The whole mess was disheartening because Chuck D has historically positioned himself as a beacon of truth in a world of lies. Except here, not only did Chuck D totally discredit himself by not only lying, but by getting nailed on said lie (quite easily, too) and then failing to control the lie with another miscalculated lie. Further, he proved that the media (his claimed target) was indeed accurate – the anthesis of the point he was trying to make. Sadly, the keep-lying-until-people-get-exhausted-challenging-you strategy has also been used by a certain president. One never wants to put that guy in the same boat as the mighty Chuck D

So, you’d be hard pressed to find an album that arrived on a more rickety frame than Loud is Not Enough. (The LL Cool J cover homage is nice, though). It would be one thing if the album blew the roof off in the current mess-age. But, unfortunately, it’ll wind up being footnote for hardcore collectors only.

To Chuck D’s credit, the rhymes here are compact and intricate as ever. Chuck D considers his words and finds the best way to lock them together before putting them to tape, and his lyrics are tightly crafted and coated in barbs. And, he hasn’t waivered on his mission- hitting the cornerstones of his historic topics. “Man Listen” merges classic soul references with sports talk as a vehicle for attacking systemic oppression. “Last Stand Caravan” warps “this land is your land” to a poignant message. There’s nothing especially new here, but that’s the point- the PE message is as relevant as ever.

It’s just too bad that nothing here really catches. For one thing, it’s one of PE’s… or ER’s… most mellow albums. Instead of the rumbling charge of It takes a nation of millions or the sonic explosion of Fear of a black planet, the album is composed of mid-level classic drum samples with relatively spacious sound effects. That might work if the songs hit harder, but everyone here seems to be in mid-gear. Even the wonderful soul power of How do you sell soul is missing. Where that album felt like PE refreshing themselves with their classic source, here, it kind of just seems to be “here’s some more PE type songs.”

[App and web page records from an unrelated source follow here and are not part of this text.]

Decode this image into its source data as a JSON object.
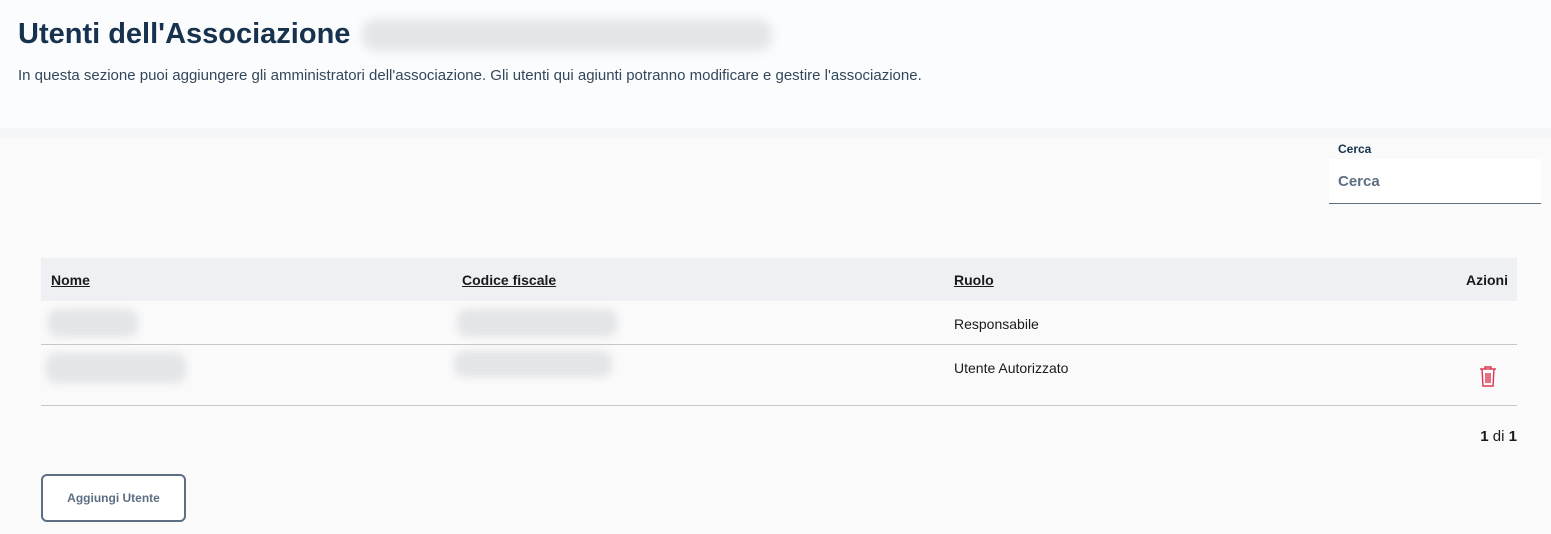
{
  "header": {
    "title": "Utenti dell'Associazione",
    "subtitle": "In questa sezione puoi aggiungere gli amministratori dell'associazione. Gli utenti qui agiunti potranno modificare e gestire l'associazione."
  },
  "search": {
    "label": "Cerca",
    "placeholder": "Cerca"
  },
  "table": {
    "columns": [
      "Nome",
      "Codice fiscale",
      "Ruolo",
      "Azioni"
    ],
    "rows": [
      {
        "ruolo": "Responsabile",
        "actions": []
      },
      {
        "ruolo": "Utente Autorizzato",
        "actions": [
          "trash-icon"
        ]
      }
    ]
  },
  "pagination": {
    "current": "1",
    "separator": "di",
    "total": "1"
  },
  "actions": {
    "add_user_label": "Aggiungi Utente"
  },
  "colors": {
    "title": "#17324d",
    "accent": "#5c6f82",
    "danger": "#d9364f",
    "table_header_bg": "#eef0f3"
  }
}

Thankfully, Chuck D doesn’t try to replace Flav with a Flav clone- surely that would be as big a misstep as the whole hoax thing. Instead, we have Jahi, who is a perfectly serviceable emcee. But, whereas Flav was the perfect foil to Chuck - chaos versus order- Jahi follows Chuck D’s cadence and echoes Chuck D’s sentiments. We don’t need two Chuck D’s. We already have one. This isn’t Jahi’s fault, mind you- he’s just doing what he is asked to do, and he does it pretty well. But, it does underscore how much Flav really did bring to the group – excitement, unpredictability, and maybe most importantly, fun.

The one track here that does include Flavor, the difficult to parse “Food as a Machine Gun” features two Flav lines repeated throughout the tracks. It would not be surprising at all if these lines came from some long lost recording session and were repurposed. No one in the group seems to care very much about the track. As important as the message may be – corporations are feeding us cheap food with the intent of killing us or causing medical issues for profit – it’s lost in the simile.

The album itself, when disconnected from its background, isn’t a disaster. Were this album to arrive without the associated drama and with Flav, it would be an acceptable entry in a catalogue full of classics and “pretty good” LPs. But, you can’t discount that the album is built off a lie, forged by a man who made his name by telling the truth. One of the most famous PE tracks is the kicking “911 is a Joke”, due, in part, as to how it told a true story in a relatable fashion, with a small amount of gallows humor. There’s no track here that hits all of those marks and there's no question why that’s the case.

Every band is entitled to a misstep here or there. Were Chuck D to simply ignore the Flav issue and kick this out as a Chuck D solo album, we wouldn’t even be here. Hopefully, the group will recover and come back to their full glory (my money says they will). But, until then, don’t feed us some B.S. about a “hoax”.